Strengthening universities’ role in combating intolerance stressed

Islamabad

July 30, 2020

Islamabad : Experts at a virtual conference on ensuring peaceful and tolerant campuses in Pakistan suggested adopting a top-down approach instead of only focusing on students.

The speakers pointed out that intolerance was tackled incorrectly, especially in Pakistan, and said that the university management and faculties should themselves display tolerance to reinforce positive behaviour among students.

The Trust for Democratic Education and Accountability (TDEA) organised the conference—how can we ensure peaceful and tolerant campuses across Pakistan—in collaboration with the Council of Islamic Ideology (CII) and with support from the European Union Delegation to Pakistan under its project Advocacy and Legal Aid for Religious Minorities (ALARM).

Dr. Zulfiqar Gillani, a policy advisor at the Higher Education Commission (HEC), said that tolerance and intolerance were practices always in a continuum, and such behaviours existed in every human. However, to tackle the situation, it was crucial to analyze multiple factors that allowed intolerance to persist.

“A peaceful campus is one where the university management, faculty, and students are in constant mental synergy with each other, respect each other’s opinions, and accept them as well,” Dr. Qibla Ayaz, the head of CII, who chaired the conference, said. “Contrary to the present trend, whatever opinions people have in that premise must not be enforced on others since that result in indoctrinated minds, rather than creative, progressive minds.”

The conference had 39 participants, including ten females, including academicians, students, civil society representatives, and International donor organizations.

Ms. Anne Marchal, Chargé d'affaires a.i. European Union delegation to Pakistan said in her keynote address that the EU believed that education was the key to uniting nations and reforming societies into progressive and inclusive ones.

Dr. Afia Zia, a leading academic and writer, highlighted another misconception often attached to student unions that they were violent or revolutionists. This had resulted in the stigmatization of student unions, and the youth of the country being disassociated from the political sphere.
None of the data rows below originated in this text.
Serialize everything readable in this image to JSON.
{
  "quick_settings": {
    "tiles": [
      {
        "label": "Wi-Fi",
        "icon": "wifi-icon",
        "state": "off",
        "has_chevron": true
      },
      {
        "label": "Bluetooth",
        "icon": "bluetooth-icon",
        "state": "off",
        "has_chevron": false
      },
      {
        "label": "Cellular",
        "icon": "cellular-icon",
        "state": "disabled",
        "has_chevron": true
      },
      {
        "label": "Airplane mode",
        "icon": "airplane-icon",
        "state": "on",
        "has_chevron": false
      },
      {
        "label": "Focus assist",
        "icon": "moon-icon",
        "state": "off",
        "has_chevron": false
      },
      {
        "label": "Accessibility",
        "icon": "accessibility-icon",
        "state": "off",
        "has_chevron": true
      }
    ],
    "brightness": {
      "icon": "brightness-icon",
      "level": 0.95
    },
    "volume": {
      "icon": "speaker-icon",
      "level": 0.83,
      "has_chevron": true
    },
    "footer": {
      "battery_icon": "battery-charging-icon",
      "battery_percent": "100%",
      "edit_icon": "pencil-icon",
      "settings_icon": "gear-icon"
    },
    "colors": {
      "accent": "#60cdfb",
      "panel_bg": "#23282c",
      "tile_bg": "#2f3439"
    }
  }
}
She thought that teachers needed to start believing in students’ intellectual capacity to reach conclusions themselves, rather than forcing conclusions on them.